[Opening Given data section]
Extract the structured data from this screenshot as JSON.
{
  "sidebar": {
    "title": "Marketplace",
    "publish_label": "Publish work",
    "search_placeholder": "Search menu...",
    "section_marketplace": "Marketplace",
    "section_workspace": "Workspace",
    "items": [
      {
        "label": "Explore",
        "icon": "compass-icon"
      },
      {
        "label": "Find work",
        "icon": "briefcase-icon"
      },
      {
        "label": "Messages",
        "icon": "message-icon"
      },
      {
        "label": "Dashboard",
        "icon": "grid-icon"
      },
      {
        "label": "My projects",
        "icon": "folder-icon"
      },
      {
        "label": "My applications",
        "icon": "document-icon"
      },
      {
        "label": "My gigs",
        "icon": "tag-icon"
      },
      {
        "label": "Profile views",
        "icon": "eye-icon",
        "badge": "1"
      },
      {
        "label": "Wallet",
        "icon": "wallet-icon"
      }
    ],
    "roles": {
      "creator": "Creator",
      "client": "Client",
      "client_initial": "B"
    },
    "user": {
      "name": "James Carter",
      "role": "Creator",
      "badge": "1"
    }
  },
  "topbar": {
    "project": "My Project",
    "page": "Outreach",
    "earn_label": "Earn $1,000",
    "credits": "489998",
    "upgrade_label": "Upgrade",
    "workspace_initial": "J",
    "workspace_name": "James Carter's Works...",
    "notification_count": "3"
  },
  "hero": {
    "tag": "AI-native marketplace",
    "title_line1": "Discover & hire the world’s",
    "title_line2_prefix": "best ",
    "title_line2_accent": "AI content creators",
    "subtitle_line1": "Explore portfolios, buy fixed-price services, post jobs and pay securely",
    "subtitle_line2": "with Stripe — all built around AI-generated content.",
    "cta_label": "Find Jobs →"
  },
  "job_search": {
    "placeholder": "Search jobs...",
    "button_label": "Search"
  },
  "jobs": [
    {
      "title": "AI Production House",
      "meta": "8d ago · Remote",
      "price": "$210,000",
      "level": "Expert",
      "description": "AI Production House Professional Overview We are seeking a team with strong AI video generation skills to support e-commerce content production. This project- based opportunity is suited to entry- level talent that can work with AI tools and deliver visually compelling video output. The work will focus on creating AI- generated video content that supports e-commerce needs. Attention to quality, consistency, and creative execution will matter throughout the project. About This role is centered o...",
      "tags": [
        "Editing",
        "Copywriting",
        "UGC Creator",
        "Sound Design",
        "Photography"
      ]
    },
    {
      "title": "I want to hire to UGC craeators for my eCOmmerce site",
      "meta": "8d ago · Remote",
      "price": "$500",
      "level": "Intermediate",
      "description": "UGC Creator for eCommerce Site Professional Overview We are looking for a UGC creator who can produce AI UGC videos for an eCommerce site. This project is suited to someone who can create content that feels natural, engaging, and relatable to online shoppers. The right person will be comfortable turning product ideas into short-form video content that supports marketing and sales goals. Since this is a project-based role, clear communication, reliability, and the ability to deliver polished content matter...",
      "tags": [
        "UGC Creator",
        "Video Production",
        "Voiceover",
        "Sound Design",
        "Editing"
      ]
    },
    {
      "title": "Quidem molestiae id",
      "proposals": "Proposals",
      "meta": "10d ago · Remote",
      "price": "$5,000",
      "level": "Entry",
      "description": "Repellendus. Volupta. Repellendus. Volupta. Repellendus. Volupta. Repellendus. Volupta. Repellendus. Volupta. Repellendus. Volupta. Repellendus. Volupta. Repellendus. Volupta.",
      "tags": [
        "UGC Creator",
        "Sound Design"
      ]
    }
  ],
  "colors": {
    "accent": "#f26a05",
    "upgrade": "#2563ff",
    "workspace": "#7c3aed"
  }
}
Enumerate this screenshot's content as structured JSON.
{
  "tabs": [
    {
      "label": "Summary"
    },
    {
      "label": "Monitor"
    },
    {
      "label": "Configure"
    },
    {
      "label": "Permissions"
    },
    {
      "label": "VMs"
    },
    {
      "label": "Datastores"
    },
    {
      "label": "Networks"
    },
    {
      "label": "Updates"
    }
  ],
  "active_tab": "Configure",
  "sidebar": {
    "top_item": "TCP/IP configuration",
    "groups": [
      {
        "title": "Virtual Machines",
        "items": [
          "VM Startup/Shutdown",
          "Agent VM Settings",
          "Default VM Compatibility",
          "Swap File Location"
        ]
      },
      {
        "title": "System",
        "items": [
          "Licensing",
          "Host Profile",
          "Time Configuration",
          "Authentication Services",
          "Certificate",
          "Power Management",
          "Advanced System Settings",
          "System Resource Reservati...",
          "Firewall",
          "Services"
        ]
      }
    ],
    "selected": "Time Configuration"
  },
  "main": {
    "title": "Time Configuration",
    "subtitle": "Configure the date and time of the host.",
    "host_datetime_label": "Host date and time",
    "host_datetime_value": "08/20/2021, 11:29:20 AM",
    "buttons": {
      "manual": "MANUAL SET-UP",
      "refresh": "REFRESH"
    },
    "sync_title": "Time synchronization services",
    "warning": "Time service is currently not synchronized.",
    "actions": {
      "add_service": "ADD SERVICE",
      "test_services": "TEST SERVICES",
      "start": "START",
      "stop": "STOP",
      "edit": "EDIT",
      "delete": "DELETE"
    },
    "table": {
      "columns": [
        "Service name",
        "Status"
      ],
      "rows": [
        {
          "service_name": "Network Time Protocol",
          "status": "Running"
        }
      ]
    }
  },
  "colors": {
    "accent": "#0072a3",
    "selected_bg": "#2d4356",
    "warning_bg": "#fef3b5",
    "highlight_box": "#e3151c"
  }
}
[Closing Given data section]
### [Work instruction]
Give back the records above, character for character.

### [Reply to the task]
Extract the structured data from this screenshot as JSON.
{
  "sidebar": {
    "title": "Marketplace",
    "publish_label": "Publish work",
    "search_placeholder": "Search menu...",
    "section_marketplace": "Marketplace",
    "section_workspace": "Workspace",
    "items": [
      {
        "label": "Explore",
        "icon": "compass-icon"
      },
      {
        "label": "Find work",
        "icon": "briefcase-icon"
      },
      {
        "label": "Messages",
        "icon": "message-icon"
      },
      {
        "label": "Dashboard",
        "icon": "grid-icon"
      },
      {
        "label": "My projects",
        "icon": "folder-icon"
      },
      {
        "label": "My applications",
        "icon": "document-icon"
      },
      {
        "label": "My gigs",
        "icon": "tag-icon"
      },
      {
        "label": "Profile views",
        "icon": "eye-icon",
        "badge": "1"
      },
      {
        "label": "Wallet",
        "icon": "wallet-icon"
      }
    ],
    "roles": {
      "creator": "Creator",
      "client": "Client",
      "client_initial": "B"
    },
    "user": {
      "name": "James Carter",
      "role": "Creator",
      "badge": "1"
    }
  },
  "topbar": {
    "project": "My Project",
    "page": "Outreach",
    "earn_label": "Earn $1,000",
    "credits": "489998",
    "upgrade_label": "Upgrade",
    "workspace_initial": "J",
    "workspace_name": "James Carter's Works...",
    "notification_count": "3"
  },
  "hero": {
    "tag": "AI-native marketplace",
    "title_line1": "Discover & hire the world’s",
    "title_line2_prefix": "best ",
    "title_line2_accent": "AI content creators",
    "subtitle_line1": "Explore portfolios, buy fixed-price services, post jobs and pay securely",
    "subtitle_line2": "with Stripe — all built around AI-generated content.",
    "cta_label": "Find Jobs →"
  },
  "job_search": {
    "placeholder": "Search jobs...",
    "button_label": "Search"
  },
  "jobs": [
    {
      "title": "AI Production House",
      "meta": "8d ago · Remote",
      "price": "$210,000",
      "level": "Expert",
      "description": "AI Production House Professional Overview We are seeking a team with strong AI video generation skills to support e-commerce content production. This project- based opportunity is suited to entry- level talent that can work with AI tools and deliver visually compelling video output. The work will focus on creating AI- generated video content that supports e-commerce needs. Attention to quality, consistency, and creative execution will matter throughout the project. About This role is centered o...",
      "tags": [
        "Editing",
        "Copywriting",
        "UGC Creator",
        "Sound Design",
        "Photography"
      ]
    },
    {
      "title": "I want to hire to UGC craeators for my eCOmmerce site",
      "meta": "8d ago · Remote",
      "price": "$500",
      "level": "Intermediate",
      "description": "UGC Creator for eCommerce Site Professional Overview We are looking for a UGC creator who can produce AI UGC videos for an eCommerce site. This project is suited to someone who can create content that feels natural, engaging, and relatable to online shoppers. The right person will be comfortable turning product ideas into short-form video content that supports marketing and sales goals. Since this is a project-based role, clear communication, reliability, and the ability to deliver polished content matter...",
      "tags": [
        "UGC Creator",
        "Video Production",
        "Voiceover",
        "Sound Design",
        "Editing"
      ]
    },
    {
      "title": "Quidem molestiae id",
      "proposals": "Proposals",
      "meta": "10d ago · Remote",
      "price": "$5,000",
      "level": "Entry",
      "description": "Repellendus. Volupta. Repellendus. Volupta. Repellendus. Volupta. Repellendus. Volupta. Repellendus. Volupta. Repellendus. Volupta. Repellendus. Volupta. Repellendus. Volupta.",
      "tags": [
        "UGC Creator",
        "Sound Design"
      ]
    }
  ],
  "colors": {
    "accent": "#f26a05",
    "upgrade": "#2563ff",
    "workspace": "#7c3aed"
  }
}
Enumerate this screenshot's content as structured JSON.
{
  "tabs": [
    {
      "label": "Summary"
    },
    {
      "label": "Monitor"
    },
    {
      "label": "Configure"
    },
    {
      "label": "Permissions"
    },
    {
      "label": "VMs"
    },
    {
      "label": "Datastores"
    },
    {
      "label": "Networks"
    },
    {
      "label": "Updates"
    }
  ],
  "active_tab": "Configure",
  "sidebar": {
    "top_item": "TCP/IP configuration",
    "groups": [
      {
        "title": "Virtual Machines",
        "items": [
          "VM Startup/Shutdown",
          "Agent VM Settings",
          "Default VM Compatibility",
          "Swap File Location"
        ]
      },
      {
        "title": "System",
        "items": [
          "Licensing",
          "Host Profile",
          "Time Configuration",
          "Authentication Services",
          "Certificate",
          "Power Management",
          "Advanced System Settings",
          "System Resource Reservati...",
          "Firewall",
          "Services"
        ]
      }
    ],
    "selected": "Time Configuration"
  },
  "main": {
    "title": "Time Configuration",
    "subtitle": "Configure the date and time of the host.",
    "host_datetime_label": "Host date and time",
    "host_datetime_value": "08/20/2021, 11:29:20 AM",
    "buttons": {
      "manual": "MANUAL SET-UP",
      "refresh": "REFRESH"
    },
    "sync_title": "Time synchronization services",
    "warning": "Time service is currently not synchronized.",
    "actions": {
      "add_service": "ADD SERVICE",
      "test_services": "TEST SERVICES",
      "start": "START",
      "stop": "STOP",
      "edit": "EDIT",
      "delete": "DELETE"
    },
    "table": {
      "columns": [
        "Service name",
        "Status"
      ],
      "rows": [
        {
          "service_name": "Network Time Protocol",
          "status": "Running"
        }
      ]
    }
  },
  "colors": {
    "accent": "#0072a3",
    "selected_bg": "#2d4356",
    "warning_bg": "#fef3b5",
    "highlight_box": "#e3151c"
  }
}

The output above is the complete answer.